• _TASK DETAILS_:
Look through the records below, and whenever a line contains "program", copy it.

Data records for software interfaces:
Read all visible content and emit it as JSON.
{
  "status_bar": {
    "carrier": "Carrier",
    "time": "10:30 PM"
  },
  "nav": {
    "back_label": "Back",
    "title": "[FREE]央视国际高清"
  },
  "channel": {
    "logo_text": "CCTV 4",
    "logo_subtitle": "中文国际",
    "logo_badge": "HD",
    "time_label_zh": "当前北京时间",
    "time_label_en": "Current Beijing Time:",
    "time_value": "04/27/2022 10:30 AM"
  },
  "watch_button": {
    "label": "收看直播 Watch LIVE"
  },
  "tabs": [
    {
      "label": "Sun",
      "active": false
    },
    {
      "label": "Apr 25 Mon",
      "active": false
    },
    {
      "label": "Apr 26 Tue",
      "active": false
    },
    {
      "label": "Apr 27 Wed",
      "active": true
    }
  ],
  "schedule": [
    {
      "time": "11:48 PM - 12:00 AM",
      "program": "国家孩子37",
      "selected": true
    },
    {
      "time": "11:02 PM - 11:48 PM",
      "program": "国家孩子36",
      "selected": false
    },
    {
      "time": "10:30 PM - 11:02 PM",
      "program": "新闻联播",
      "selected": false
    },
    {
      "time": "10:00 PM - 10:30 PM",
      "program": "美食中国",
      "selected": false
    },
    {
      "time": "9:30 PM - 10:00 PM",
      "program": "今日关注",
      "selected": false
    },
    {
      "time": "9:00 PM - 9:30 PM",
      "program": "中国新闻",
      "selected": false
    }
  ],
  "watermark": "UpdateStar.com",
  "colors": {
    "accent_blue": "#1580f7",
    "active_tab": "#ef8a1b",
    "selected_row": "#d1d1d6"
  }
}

• _TASK SOLUTION_:
      "program": "国家孩子37",
      "program": "国家孩子36",
      "program": "新闻联播",
      "program": "美食中国",
      "program": "今日关注",
      "program": "中国新闻",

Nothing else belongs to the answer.